* _Directions_:
The records are to be reproduced verbatim.

Interface dataset entries

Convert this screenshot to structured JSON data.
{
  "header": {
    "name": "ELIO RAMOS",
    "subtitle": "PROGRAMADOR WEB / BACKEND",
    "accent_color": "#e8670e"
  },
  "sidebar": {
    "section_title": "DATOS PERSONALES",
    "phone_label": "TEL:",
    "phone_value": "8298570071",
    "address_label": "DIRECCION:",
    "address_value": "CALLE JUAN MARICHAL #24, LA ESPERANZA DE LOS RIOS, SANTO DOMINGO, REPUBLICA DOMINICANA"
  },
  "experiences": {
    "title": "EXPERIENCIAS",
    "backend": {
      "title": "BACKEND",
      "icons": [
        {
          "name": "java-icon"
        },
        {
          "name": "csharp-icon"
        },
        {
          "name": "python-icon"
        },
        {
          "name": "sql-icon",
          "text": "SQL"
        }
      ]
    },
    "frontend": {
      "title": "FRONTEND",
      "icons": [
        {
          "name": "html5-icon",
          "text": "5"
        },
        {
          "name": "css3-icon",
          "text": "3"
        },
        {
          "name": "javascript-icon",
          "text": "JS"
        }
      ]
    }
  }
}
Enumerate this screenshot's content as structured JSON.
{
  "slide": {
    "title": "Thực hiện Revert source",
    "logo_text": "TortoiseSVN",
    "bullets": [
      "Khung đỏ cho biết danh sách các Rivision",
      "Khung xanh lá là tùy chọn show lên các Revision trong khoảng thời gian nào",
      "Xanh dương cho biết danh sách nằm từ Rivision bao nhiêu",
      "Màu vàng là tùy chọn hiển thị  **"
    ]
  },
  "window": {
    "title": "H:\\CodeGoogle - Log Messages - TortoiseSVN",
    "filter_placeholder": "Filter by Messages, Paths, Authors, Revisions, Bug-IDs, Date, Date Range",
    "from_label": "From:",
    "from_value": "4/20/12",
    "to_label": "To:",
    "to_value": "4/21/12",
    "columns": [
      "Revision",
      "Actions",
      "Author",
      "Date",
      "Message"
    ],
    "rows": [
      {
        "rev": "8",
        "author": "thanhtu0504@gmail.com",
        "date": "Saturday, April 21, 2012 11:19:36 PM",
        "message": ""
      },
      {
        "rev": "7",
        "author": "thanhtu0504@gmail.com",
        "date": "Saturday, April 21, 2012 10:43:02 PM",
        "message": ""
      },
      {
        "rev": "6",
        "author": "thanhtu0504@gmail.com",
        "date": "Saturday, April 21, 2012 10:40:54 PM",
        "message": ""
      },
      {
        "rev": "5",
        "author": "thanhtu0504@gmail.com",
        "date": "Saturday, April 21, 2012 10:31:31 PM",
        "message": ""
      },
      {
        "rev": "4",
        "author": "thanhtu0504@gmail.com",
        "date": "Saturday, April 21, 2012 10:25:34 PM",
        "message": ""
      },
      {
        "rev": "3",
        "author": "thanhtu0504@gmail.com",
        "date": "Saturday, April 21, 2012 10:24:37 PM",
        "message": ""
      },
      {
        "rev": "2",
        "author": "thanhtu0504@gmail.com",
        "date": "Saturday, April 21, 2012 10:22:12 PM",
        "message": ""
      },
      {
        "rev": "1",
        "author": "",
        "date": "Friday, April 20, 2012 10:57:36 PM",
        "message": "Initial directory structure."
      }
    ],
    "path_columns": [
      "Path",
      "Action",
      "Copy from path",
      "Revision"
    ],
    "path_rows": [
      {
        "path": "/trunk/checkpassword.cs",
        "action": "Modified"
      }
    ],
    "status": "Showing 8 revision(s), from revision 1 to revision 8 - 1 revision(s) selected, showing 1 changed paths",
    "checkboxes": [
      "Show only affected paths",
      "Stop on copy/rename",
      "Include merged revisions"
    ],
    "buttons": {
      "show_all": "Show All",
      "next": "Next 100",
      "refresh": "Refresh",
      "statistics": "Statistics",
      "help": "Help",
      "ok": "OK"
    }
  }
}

* _Worked solution_:
Convert this screenshot to structured JSON data.
{
  "header": {
    "name": "ELIO RAMOS",
    "subtitle": "PROGRAMADOR WEB / BACKEND",
    "accent_color": "#e8670e"
  },
  "sidebar": {
    "section_title": "DATOS PERSONALES",
    "phone_label": "TEL:",
    "phone_value": "8298570071",
    "address_label": "DIRECCION:",
    "address_value": "CALLE JUAN MARICHAL #24, LA ESPERANZA DE LOS RIOS, SANTO DOMINGO, REPUBLICA DOMINICANA"
  },
  "experiences": {
    "title": "EXPERIENCIAS",
    "backend": {
      "title": "BACKEND",
      "icons": [
        {
          "name": "java-icon"
        },
        {
          "name": "csharp-icon"
        },
        {
          "name": "python-icon"
        },
        {
          "name": "sql-icon",
          "text": "SQL"
        }
      ]
    },
    "frontend": {
      "title": "FRONTEND",
      "icons": [
        {
          "name": "html5-icon",
          "text": "5"
        },
        {
          "name": "css3-icon",
          "text": "3"
        },
        {
          "name": "javascript-icon",
          "text": "JS"
        }
      ]
    }
  }
}
Enumerate this screenshot's content as structured JSON.
{
  "slide": {
    "title": "Thực hiện Revert source",
    "logo_text": "TortoiseSVN",
    "bullets": [
      "Khung đỏ cho biết danh sách các Rivision",
      "Khung xanh lá là tùy chọn show lên các Revision trong khoảng thời gian nào",
      "Xanh dương cho biết danh sách nằm từ Rivision bao nhiêu",
      "Màu vàng là tùy chọn hiển thị  **"
    ]
  },
  "window": {
    "title": "H:\\CodeGoogle - Log Messages - TortoiseSVN",
    "filter_placeholder": "Filter by Messages, Paths, Authors, Revisions, Bug-IDs, Date, Date Range",
    "from_label": "From:",
    "from_value": "4/20/12",
    "to_label": "To:",
    "to_value": "4/21/12",
    "columns": [
      "Revision",
      "Actions",
      "Author",
      "Date",
      "Message"
    ],
    "rows": [
      {
        "rev": "8",
        "author": "thanhtu0504@gmail.com",
        "date": "Saturday, April 21, 2012 11:19:36 PM",
        "message": ""
      },
      {
        "rev": "7",
        "author": "thanhtu0504@gmail.com",
        "date": "Saturday, April 21, 2012 10:43:02 PM",
        "message": ""
      },
      {
        "rev": "6",
        "author": "thanhtu0504@gmail.com",
        "date": "Saturday, April 21, 2012 10:40:54 PM",
        "message": ""
      },
      {
        "rev": "5",
        "author": "thanhtu0504@gmail.com",
        "date": "Saturday, April 21, 2012 10:31:31 PM",
        "message": ""
      },
      {
        "rev": "4",
        "author": "thanhtu0504@gmail.com",
        "date": "Saturday, April 21, 2012 10:25:34 PM",
        "message": ""
      },
      {
        "rev": "3",
        "author": "thanhtu0504@gmail.com",
        "date": "Saturday, April 21, 2012 10:24:37 PM",
        "message": ""
      },
      {
        "rev": "2",
        "author": "thanhtu0504@gmail.com",
        "date": "Saturday, April 21, 2012 10:22:12 PM",
        "message": ""
      },
      {
        "rev": "1",
        "author": "",
        "date": "Friday, April 20, 2012 10:57:36 PM",
        "message": "Initial directory structure."
      }
    ],
    "path_columns": [
      "Path",
      "Action",
      "Copy from path",
      "Revision"
    ],
    "path_rows": [
      {
        "path": "/trunk/checkpassword.cs",
        "action": "Modified"
      }
    ],
    "status": "Showing 8 revision(s), from revision 1 to revision 8 - 1 revision(s) selected, showing 1 changed paths",
    "checkboxes": [
      "Show only affected paths",
      "Stop on copy/rename",
      "Include merged revisions"
    ],
    "buttons": {
      "show_all": "Show All",
      "next": "Next 100",
      "refresh": "Refresh",
      "statistics": "Statistics",
      "help": "Help",
      "ok": "OK"
    }
  }
}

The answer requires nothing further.